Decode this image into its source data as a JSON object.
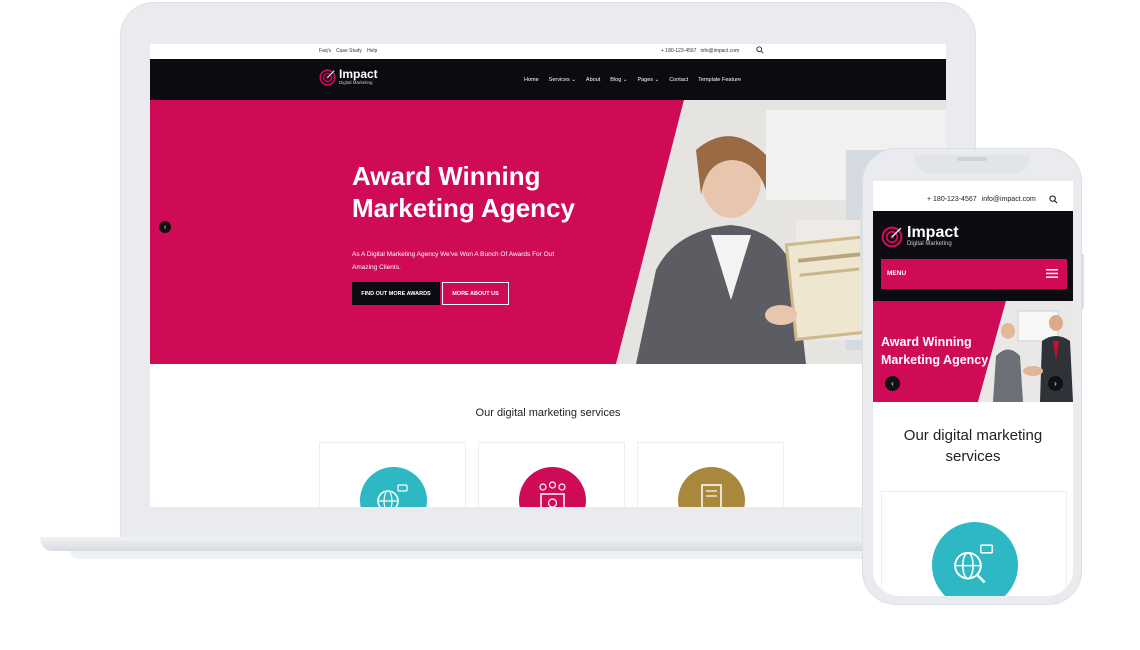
{
  "colors": {
    "brand": "#cf0a57",
    "dark": "#0a0c12",
    "teal": "#2eb8c4",
    "gold": "#a9873d"
  },
  "desktop": {
    "topbar": {
      "links": [
        "Faq's",
        "Case Study",
        "Help"
      ],
      "phone": "+ 180-123-4567",
      "email": "info@impact.com",
      "search_icon": "search-icon"
    },
    "logo": {
      "name": "Impact",
      "tagline": "Digital Marketing"
    },
    "nav": [
      "Home",
      "Services",
      "About",
      "Blog",
      "Pages",
      "Contact",
      "Template Feature"
    ],
    "hero": {
      "title_line1": "Award Winning",
      "title_line2": "Marketing Agency",
      "subtitle_line1": "As A Digital Marketing Agency We've Won A Bunch Of Awards For Out",
      "subtitle_line2": "Amazing Clients.",
      "primary_button": "FIND OUT MORE AWARDS",
      "secondary_button": "MORE ABOUT US"
    },
    "services_title": "Our digital marketing services"
  },
  "mobile": {
    "topbar": {
      "phone": "+ 180-123-4567",
      "email": "info@impact.com"
    },
    "logo": {
      "name": "Impact",
      "tagline": "Digital Marketing"
    },
    "menu_label": "MENU",
    "hero": {
      "title_line1": "Award Winning",
      "title_line2": "Marketing Agency"
    },
    "services_title": "Our digital marketing services"
  }
}
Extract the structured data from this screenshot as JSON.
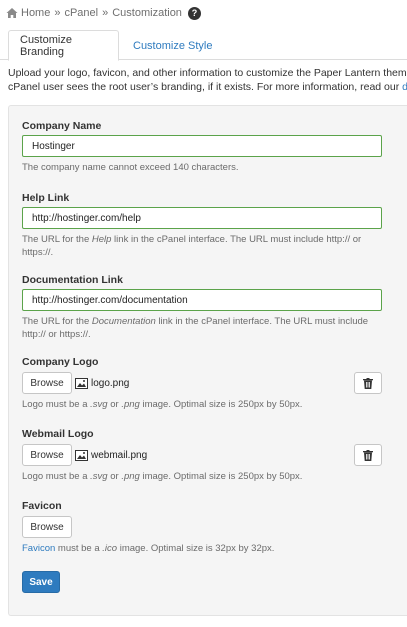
{
  "breadcrumb": {
    "home": "Home",
    "separator": "»",
    "cpanel": "cPanel",
    "current": "Customization",
    "help_icon": "?"
  },
  "tabs": [
    {
      "label": "Customize Branding",
      "active": true
    },
    {
      "label": "Customize Style",
      "active": false
    }
  ],
  "intro": {
    "line1": "Upload your logo, favicon, and other information to customize the Paper Lantern theme for",
    "line2_text": "cPanel user sees the root user’s branding, if it exists. For more information, read our ",
    "line2_link": "docum"
  },
  "form": {
    "company_name": {
      "label": "Company Name",
      "value": "Hostinger",
      "hint": "The company name cannot exceed 140 characters."
    },
    "help_link": {
      "label": "Help Link",
      "value": "http://hostinger.com/help",
      "hint_pre": "The URL for the ",
      "hint_em": "Help",
      "hint_post": " link in the cPanel interface. The URL must include http:// or https://."
    },
    "documentation_link": {
      "label": "Documentation Link",
      "value": "http://hostinger.com/documentation",
      "hint_pre": "The URL for the ",
      "hint_em": "Documentation",
      "hint_post": " link in the cPanel interface. The URL must include http:// or https://."
    },
    "company_logo": {
      "label": "Company Logo",
      "browse": "Browse",
      "filename": "logo.png",
      "hint_pre": "Logo must be a ",
      "hint_em1": ".svg",
      "hint_mid": " or ",
      "hint_em2": ".png",
      "hint_post": " image. Optimal size is 250px by 50px."
    },
    "webmail_logo": {
      "label": "Webmail Logo",
      "browse": "Browse",
      "filename": "webmail.png",
      "hint_pre": "Logo must be a ",
      "hint_em1": ".svg",
      "hint_mid": " or ",
      "hint_em2": ".png",
      "hint_post": " image. Optimal size is 250px by 50px."
    },
    "favicon": {
      "label": "Favicon",
      "browse": "Browse",
      "hint_link": "Favicon",
      "hint_pre": " must be a ",
      "hint_em": ".ico",
      "hint_post": " image. Optimal size is 32px by 32px."
    },
    "save_label": "Save"
  },
  "colors": {
    "accent": "#2e7bbf",
    "valid_border": "#5ba34a",
    "panel_bg": "#f5f5f5"
  },
  "icons": {
    "home": "home-icon",
    "help": "help-icon",
    "image": "image-icon",
    "delete": "trash-icon"
  }
}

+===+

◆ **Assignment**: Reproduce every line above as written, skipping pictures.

◆ **Answer box**:
Decode this image into its source data as a JSON object.
{
  "colors": {
    "brand": "#cf0a57",
    "dark": "#0a0c12",
    "teal": "#2eb8c4",
    "gold": "#a9873d"
  },
  "desktop": {
    "topbar": {
      "links": [
        "Faq's",
        "Case Study",
        "Help"
      ],
      "phone": "+ 180-123-4567",
      "email": "info@impact.com",
      "search_icon": "search-icon"
    },
    "logo": {
      "name": "Impact",
      "tagline": "Digital Marketing"
    },
    "nav": [
      "Home",
      "Services",
      "About",
      "Blog",
      "Pages",
      "Contact",
      "Template Feature"
    ],
    "hero": {
      "title_line1": "Award Winning",
      "title_line2": "Marketing Agency",
      "subtitle_line1": "As A Digital Marketing Agency We've Won A Bunch Of Awards For Out",
      "subtitle_line2": "Amazing Clients.",
      "primary_button": "FIND OUT MORE AWARDS",
      "secondary_button": "MORE ABOUT US"
    },
    "services_title": "Our digital marketing services"
  },
  "mobile": {
    "topbar": {
      "phone": "+ 180-123-4567",
      "email": "info@impact.com"
    },
    "logo": {
      "name": "Impact",
      "tagline": "Digital Marketing"
    },
    "menu_label": "MENU",
    "hero": {
      "title_line1": "Award Winning",
      "title_line2": "Marketing Agency"
    },
    "services_title": "Our digital marketing services"
  }
}
Extract the structured data from this screenshot as JSON.
{
  "breadcrumb": {
    "home": "Home",
    "separator": "»",
    "cpanel": "cPanel",
    "current": "Customization",
    "help_icon": "?"
  },
  "tabs": [
    {
      "label": "Customize Branding",
      "active": true
    },
    {
      "label": "Customize Style",
      "active": false
    }
  ],
  "intro": {
    "line1": "Upload your logo, favicon, and other information to customize the Paper Lantern theme for",
    "line2_text": "cPanel user sees the root user’s branding, if it exists. For more information, read our ",
    "line2_link": "docum"
  },
  "form": {
    "company_name": {
      "label": "Company Name",
      "value": "Hostinger",
      "hint": "The company name cannot exceed 140 characters."
    },
    "help_link": {
      "label": "Help Link",
      "value": "http://hostinger.com/help",
      "hint_pre": "The URL for the ",
      "hint_em": "Help",
      "hint_post": " link in the cPanel interface. The URL must include http:// or https://."
    },
    "documentation_link": {
      "label": "Documentation Link",
      "value": "http://hostinger.com/documentation",
      "hint_pre": "The URL for the ",
      "hint_em": "Documentation",
      "hint_post": " link in the cPanel interface. The URL must include http:// or https://."
    },
    "company_logo": {
      "label": "Company Logo",
      "browse": "Browse",
      "filename": "logo.png",
      "hint_pre": "Logo must be a ",
      "hint_em1": ".svg",
      "hint_mid": " or ",
      "hint_em2": ".png",
      "hint_post": " image. Optimal size is 250px by 50px."
    },
    "webmail_logo": {
      "label": "Webmail Logo",
      "browse": "Browse",
      "filename": "webmail.png",
      "hint_pre": "Logo must be a ",
      "hint_em1": ".svg",
      "hint_mid": " or ",
      "hint_em2": ".png",
      "hint_post": " image. Optimal size is 250px by 50px."
    },
    "favicon": {
      "label": "Favicon",
      "browse": "Browse",
      "hint_link": "Favicon",
      "hint_pre": " must be a ",
      "hint_em": ".ico",
      "hint_post": " image. Optimal size is 32px by 32px."
    },
    "save_label": "Save"
  },
  "colors": {
    "accent": "#2e7bbf",
    "valid_border": "#5ba34a",
    "panel_bg": "#f5f5f5"
  },
  "icons": {
    "home": "home-icon",
    "help": "help-icon",
    "image": "image-icon",
    "delete": "trash-icon"
  }
}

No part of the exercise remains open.